In Walker’s case, had the attack continued, he may have had to fend off the bat while trying to rack his pistol’s slide, which requires both hands. Imagine if that first blow to his shoulder had broken his non-shooting hand. How would he chamber a round then? What if he was struck in the head and disoriented? Dazed and on the verge of consciousness, would he remember or even have the ability (mental or physical) to perform that vital action before taking aim? Situation awareness and knowledge of his gun saved Walker’s life.
Anyone who does not feel comfortable carrying a round in the chamber of their pistol should undergo more instructor-led shooting training and learn the mechanics of modern firearms. The vast majority of quality guns produced within the last 30 years or so, if built and maintained properly, will not fire unless the trigger is actually pulled. The best practice is trigger discipline and keeping the index finger off the trigger and out of the trigger guard until it is time to shoot, laying it along the frame of the weapon. Practicing this time and time again will make it muscle memory and natural under stress. If none of these techniques can convince someone to stop Condition Three carry, that person ought not to carry at all.
This story is not a reason to stop open carrying or to be afraid of it. It’s a success story actually, about a man who saved his life and that of his children by being aware of his surroundings and not freezing under threat.
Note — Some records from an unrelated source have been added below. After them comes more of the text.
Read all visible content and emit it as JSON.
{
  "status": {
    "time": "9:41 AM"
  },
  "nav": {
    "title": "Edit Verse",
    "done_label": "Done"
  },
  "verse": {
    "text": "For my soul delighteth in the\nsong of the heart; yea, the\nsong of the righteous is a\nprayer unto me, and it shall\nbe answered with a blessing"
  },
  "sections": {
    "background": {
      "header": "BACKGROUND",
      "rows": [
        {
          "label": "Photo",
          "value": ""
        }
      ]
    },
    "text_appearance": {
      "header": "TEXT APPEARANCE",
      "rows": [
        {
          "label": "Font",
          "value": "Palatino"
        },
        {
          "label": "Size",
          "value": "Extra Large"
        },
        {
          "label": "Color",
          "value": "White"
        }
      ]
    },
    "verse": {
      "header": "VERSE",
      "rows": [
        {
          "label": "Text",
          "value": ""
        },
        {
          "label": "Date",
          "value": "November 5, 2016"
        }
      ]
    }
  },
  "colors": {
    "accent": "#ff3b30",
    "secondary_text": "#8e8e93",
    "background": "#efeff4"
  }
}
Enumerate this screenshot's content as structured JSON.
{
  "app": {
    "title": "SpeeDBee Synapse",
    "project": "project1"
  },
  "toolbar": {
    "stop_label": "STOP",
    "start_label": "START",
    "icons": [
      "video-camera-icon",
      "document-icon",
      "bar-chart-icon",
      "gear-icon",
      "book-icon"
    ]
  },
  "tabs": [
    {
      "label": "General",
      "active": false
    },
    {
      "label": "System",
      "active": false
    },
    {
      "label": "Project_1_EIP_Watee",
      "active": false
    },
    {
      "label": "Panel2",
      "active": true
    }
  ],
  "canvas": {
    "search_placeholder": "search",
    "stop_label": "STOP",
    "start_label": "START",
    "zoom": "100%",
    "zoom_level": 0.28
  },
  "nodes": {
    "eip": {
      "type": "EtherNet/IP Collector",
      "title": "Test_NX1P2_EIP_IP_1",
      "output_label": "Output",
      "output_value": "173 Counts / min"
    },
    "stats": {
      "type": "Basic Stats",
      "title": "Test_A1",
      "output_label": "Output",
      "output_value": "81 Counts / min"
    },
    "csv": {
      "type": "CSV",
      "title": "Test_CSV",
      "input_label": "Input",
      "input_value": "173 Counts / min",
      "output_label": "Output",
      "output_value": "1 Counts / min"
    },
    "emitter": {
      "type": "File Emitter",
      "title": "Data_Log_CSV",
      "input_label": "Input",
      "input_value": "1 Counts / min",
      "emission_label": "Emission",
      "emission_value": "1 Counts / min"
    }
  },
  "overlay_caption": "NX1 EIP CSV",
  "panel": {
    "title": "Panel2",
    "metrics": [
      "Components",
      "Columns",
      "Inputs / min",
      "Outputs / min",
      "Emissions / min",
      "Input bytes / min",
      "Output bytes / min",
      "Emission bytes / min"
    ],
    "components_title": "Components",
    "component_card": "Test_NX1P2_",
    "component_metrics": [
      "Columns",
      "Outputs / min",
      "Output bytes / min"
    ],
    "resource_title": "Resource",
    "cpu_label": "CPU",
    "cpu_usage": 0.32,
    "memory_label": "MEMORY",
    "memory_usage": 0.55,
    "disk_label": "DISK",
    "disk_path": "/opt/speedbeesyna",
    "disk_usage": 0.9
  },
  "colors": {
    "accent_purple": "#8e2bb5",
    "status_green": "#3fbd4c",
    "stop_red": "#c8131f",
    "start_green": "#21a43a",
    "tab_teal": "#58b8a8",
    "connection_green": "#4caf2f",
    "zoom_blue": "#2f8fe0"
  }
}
Situational awareness is the most important self-defense measure anyone, armed or not, can take.